==== RECORD EXTRACTS ====

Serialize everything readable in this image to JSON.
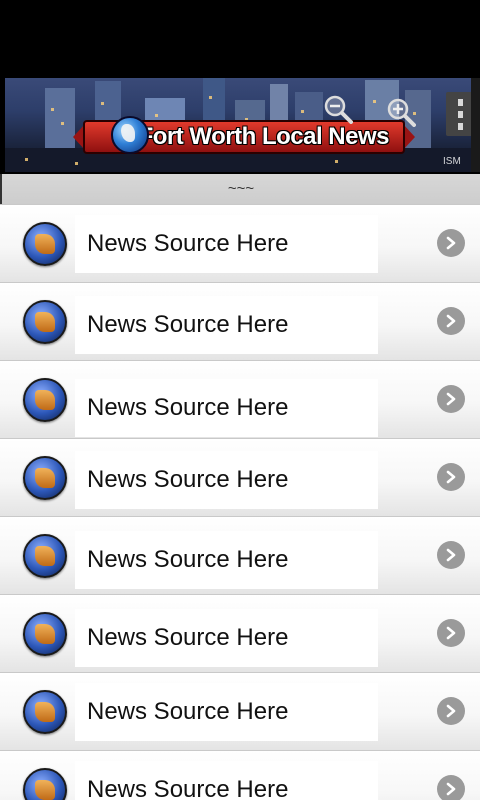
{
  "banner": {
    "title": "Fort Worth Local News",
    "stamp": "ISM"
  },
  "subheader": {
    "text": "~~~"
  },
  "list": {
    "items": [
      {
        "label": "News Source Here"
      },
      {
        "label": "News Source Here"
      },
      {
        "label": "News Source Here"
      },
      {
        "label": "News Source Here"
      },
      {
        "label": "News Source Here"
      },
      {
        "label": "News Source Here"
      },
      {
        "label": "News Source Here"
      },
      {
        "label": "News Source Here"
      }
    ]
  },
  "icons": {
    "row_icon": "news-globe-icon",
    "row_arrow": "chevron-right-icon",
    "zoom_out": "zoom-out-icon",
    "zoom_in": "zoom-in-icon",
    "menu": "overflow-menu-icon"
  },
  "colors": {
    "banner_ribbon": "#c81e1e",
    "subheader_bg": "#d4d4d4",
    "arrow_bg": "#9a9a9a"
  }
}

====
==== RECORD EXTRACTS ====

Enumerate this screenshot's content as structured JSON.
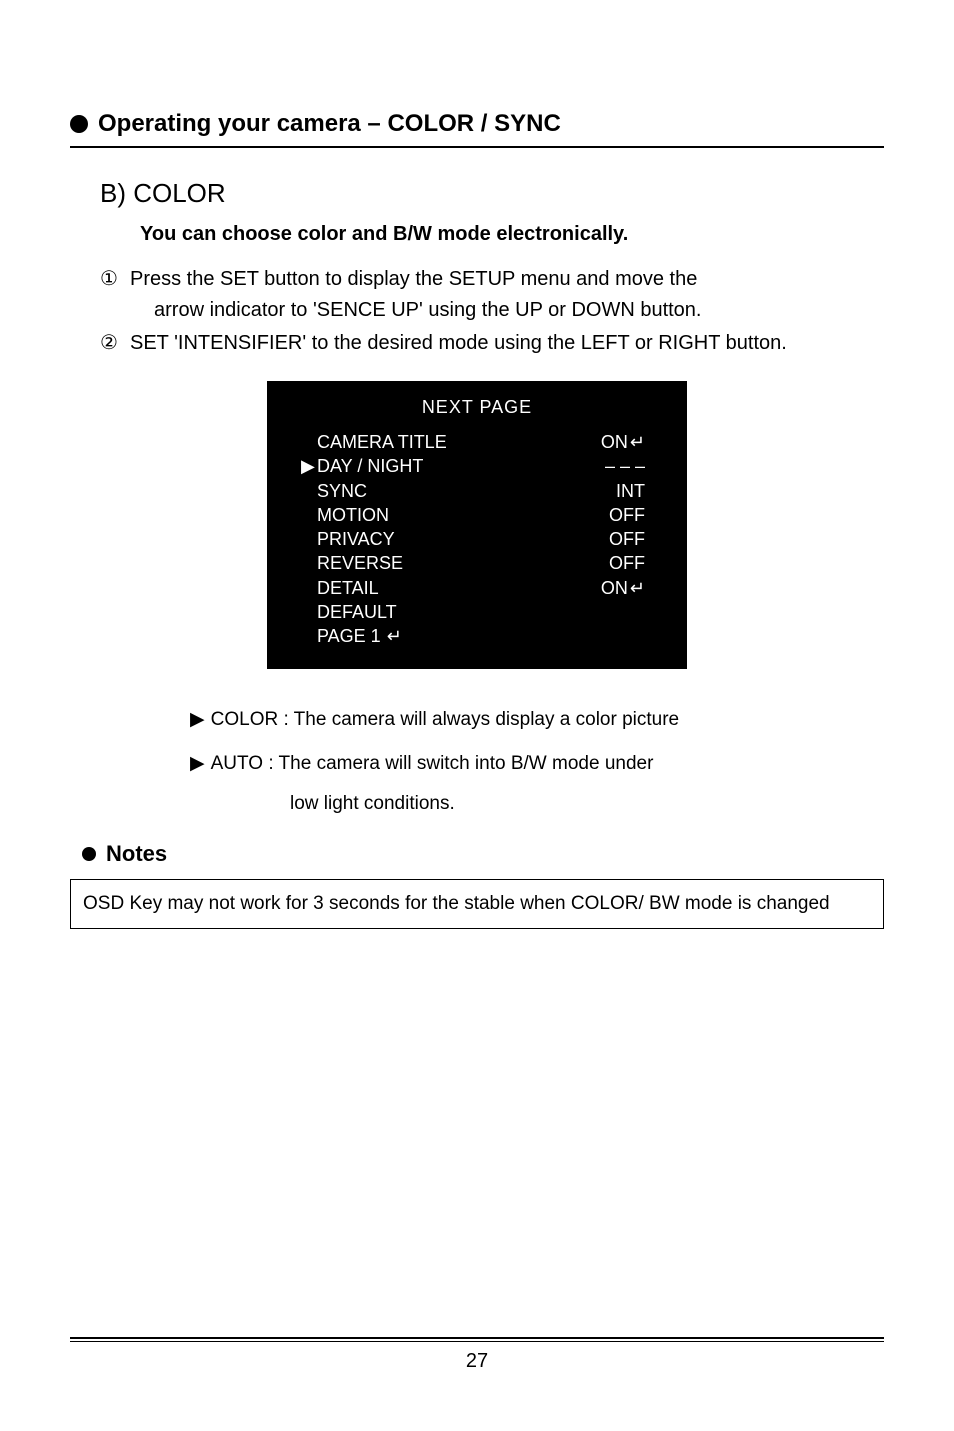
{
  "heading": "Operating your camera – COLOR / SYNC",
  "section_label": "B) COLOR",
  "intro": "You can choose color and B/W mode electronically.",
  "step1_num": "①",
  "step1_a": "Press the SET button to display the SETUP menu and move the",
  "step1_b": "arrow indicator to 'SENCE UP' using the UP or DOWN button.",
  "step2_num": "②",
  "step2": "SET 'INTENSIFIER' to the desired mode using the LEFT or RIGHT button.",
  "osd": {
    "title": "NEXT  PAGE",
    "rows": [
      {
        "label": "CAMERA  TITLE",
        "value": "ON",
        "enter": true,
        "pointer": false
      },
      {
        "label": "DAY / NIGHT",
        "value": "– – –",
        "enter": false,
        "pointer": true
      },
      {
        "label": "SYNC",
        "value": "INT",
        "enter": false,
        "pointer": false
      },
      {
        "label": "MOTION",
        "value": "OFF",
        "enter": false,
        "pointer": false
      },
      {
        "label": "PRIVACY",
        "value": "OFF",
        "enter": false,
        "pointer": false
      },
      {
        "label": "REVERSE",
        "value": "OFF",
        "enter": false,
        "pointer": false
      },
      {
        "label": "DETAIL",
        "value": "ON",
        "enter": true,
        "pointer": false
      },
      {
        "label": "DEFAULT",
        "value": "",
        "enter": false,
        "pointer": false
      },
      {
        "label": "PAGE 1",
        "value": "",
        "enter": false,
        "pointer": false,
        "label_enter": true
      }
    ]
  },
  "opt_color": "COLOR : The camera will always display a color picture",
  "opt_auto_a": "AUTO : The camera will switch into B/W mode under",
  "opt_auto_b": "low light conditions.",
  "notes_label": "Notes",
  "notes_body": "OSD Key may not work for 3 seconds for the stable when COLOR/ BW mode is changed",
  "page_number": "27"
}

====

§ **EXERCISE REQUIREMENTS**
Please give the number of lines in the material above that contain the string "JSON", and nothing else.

§ **SOLUTION TO THIS TASK**
2